== Work item ==
Please print the whole of the listing that follows exactly.

== Given information ==
┄┄┄┄┄┄┄┄┄┄
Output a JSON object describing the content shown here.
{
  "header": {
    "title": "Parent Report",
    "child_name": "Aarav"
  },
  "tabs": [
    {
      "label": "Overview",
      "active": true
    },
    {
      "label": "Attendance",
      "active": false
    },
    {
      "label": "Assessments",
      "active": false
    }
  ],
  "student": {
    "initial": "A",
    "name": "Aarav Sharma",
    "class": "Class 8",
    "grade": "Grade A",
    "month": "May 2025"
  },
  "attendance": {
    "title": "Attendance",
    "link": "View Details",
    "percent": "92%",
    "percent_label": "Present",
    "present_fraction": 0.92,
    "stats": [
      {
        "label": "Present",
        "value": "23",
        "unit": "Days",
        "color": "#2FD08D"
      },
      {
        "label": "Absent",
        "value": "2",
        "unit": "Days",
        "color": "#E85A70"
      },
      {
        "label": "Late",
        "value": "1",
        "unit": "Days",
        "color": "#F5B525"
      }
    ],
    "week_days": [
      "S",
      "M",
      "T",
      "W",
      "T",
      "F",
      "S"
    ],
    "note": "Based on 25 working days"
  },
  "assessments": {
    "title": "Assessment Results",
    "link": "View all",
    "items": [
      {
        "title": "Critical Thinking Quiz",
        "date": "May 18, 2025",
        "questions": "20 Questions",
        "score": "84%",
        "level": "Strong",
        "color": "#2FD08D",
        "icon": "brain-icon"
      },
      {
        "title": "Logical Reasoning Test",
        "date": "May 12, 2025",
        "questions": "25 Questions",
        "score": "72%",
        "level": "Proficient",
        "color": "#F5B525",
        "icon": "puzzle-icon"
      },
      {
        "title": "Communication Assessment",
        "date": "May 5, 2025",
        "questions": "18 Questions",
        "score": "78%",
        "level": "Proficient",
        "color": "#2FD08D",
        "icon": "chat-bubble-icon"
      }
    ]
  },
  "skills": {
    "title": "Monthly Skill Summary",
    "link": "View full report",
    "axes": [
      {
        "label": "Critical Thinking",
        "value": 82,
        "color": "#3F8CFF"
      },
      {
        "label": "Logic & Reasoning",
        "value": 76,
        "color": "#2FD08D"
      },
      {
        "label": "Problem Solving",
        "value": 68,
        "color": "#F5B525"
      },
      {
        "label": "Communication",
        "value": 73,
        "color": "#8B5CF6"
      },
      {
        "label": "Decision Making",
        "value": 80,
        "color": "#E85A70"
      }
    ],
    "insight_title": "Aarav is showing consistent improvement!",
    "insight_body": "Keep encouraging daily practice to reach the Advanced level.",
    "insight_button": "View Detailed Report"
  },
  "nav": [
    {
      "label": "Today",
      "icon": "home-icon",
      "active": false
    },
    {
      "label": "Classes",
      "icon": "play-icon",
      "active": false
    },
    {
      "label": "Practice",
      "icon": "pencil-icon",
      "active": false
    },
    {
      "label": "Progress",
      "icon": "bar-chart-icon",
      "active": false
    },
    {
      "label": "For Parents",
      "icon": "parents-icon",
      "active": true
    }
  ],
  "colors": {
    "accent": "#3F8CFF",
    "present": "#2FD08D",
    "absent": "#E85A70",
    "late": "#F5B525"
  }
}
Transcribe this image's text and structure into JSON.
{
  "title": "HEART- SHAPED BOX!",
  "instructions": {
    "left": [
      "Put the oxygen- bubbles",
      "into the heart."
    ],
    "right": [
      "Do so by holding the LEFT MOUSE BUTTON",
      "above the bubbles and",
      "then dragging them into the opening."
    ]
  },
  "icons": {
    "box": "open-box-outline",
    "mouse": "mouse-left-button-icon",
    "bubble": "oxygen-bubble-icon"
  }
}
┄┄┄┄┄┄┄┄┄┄
== Solution to this problem ==
Output a JSON object describing the content shown here.
{
  "header": {
    "title": "Parent Report",
    "child_name": "Aarav"
  },
  "tabs": [
    {
      "label": "Overview",
      "active": true
    },
    {
      "label": "Attendance",
      "active": false
    },
    {
      "label": "Assessments",
      "active": false
    }
  ],
  "student": {
    "initial": "A",
    "name": "Aarav Sharma",
    "class": "Class 8",
    "grade": "Grade A",
    "month": "May 2025"
  },
  "attendance": {
    "title": "Attendance",
    "link": "View Details",
    "percent": "92%",
    "percent_label": "Present",
    "present_fraction": 0.92,
    "stats": [
      {
        "label": "Present",
        "value": "23",
        "unit": "Days",
        "color": "#2FD08D"
      },
      {
        "label": "Absent",
        "value": "2",
        "unit": "Days",
        "color": "#E85A70"
      },
      {
        "label": "Late",
        "value": "1",
        "unit": "Days",
        "color": "#F5B525"
      }
    ],
    "week_days": [
      "S",
      "M",
      "T",
      "W",
      "T",
      "F",
      "S"
    ],
    "note": "Based on 25 working days"
  },
  "assessments": {
    "title": "Assessment Results",
    "link": "View all",
    "items": [
      {
        "title": "Critical Thinking Quiz",
        "date": "May 18, 2025",
        "questions": "20 Questions",
        "score": "84%",
        "level": "Strong",
        "color": "#2FD08D",
        "icon": "brain-icon"
      },
      {
        "title": "Logical Reasoning Test",
        "date": "May 12, 2025",
        "questions": "25 Questions",
        "score": "72%",
        "level": "Proficient",
        "color": "#F5B525",
        "icon": "puzzle-icon"
      },
      {
        "title": "Communication Assessment",
        "date": "May 5, 2025",
        "questions": "18 Questions",
        "score": "78%",
        "level": "Proficient",
        "color": "#2FD08D",
        "icon": "chat-bubble-icon"
      }
    ]
  },
  "skills": {
    "title": "Monthly Skill Summary",
    "link": "View full report",
    "axes": [
      {
        "label": "Critical Thinking",
        "value": 82,
        "color": "#3F8CFF"
      },
      {
        "label": "Logic & Reasoning",
        "value": 76,
        "color": "#2FD08D"
      },
      {
        "label": "Problem Solving",
        "value": 68,
        "color": "#F5B525"
      },
      {
        "label": "Communication",
        "value": 73,
        "color": "#8B5CF6"
      },
      {
        "label": "Decision Making",
        "value": 80,
        "color": "#E85A70"
      }
    ],
    "insight_title": "Aarav is showing consistent improvement!",
    "insight_body": "Keep encouraging daily practice to reach the Advanced level.",
    "insight_button": "View Detailed Report"
  },
  "nav": [
    {
      "label": "Today",
      "icon": "home-icon",
      "active": false
    },
    {
      "label": "Classes",
      "icon": "play-icon",
      "active": false
    },
    {
      "label": "Practice",
      "icon": "pencil-icon",
      "active": false
    },
    {
      "label": "Progress",
      "icon": "bar-chart-icon",
      "active": false
    },
    {
      "label": "For Parents",
      "icon": "parents-icon",
      "active": true
    }
  ],
  "colors": {
    "accent": "#3F8CFF",
    "present": "#2FD08D",
    "absent": "#E85A70",
    "late": "#F5B525"
  }
}
Transcribe this image's text and structure into JSON.
{
  "title": "HEART- SHAPED BOX!",
  "instructions": {
    "left": [
      "Put the oxygen- bubbles",
      "into the heart."
    ],
    "right": [
      "Do so by holding the LEFT MOUSE BUTTON",
      "above the bubbles and",
      "then dragging them into the opening."
    ]
  },
  "icons": {
    "box": "open-box-outline",
    "mouse": "mouse-left-button-icon",
    "bubble": "oxygen-bubble-icon"
  }
}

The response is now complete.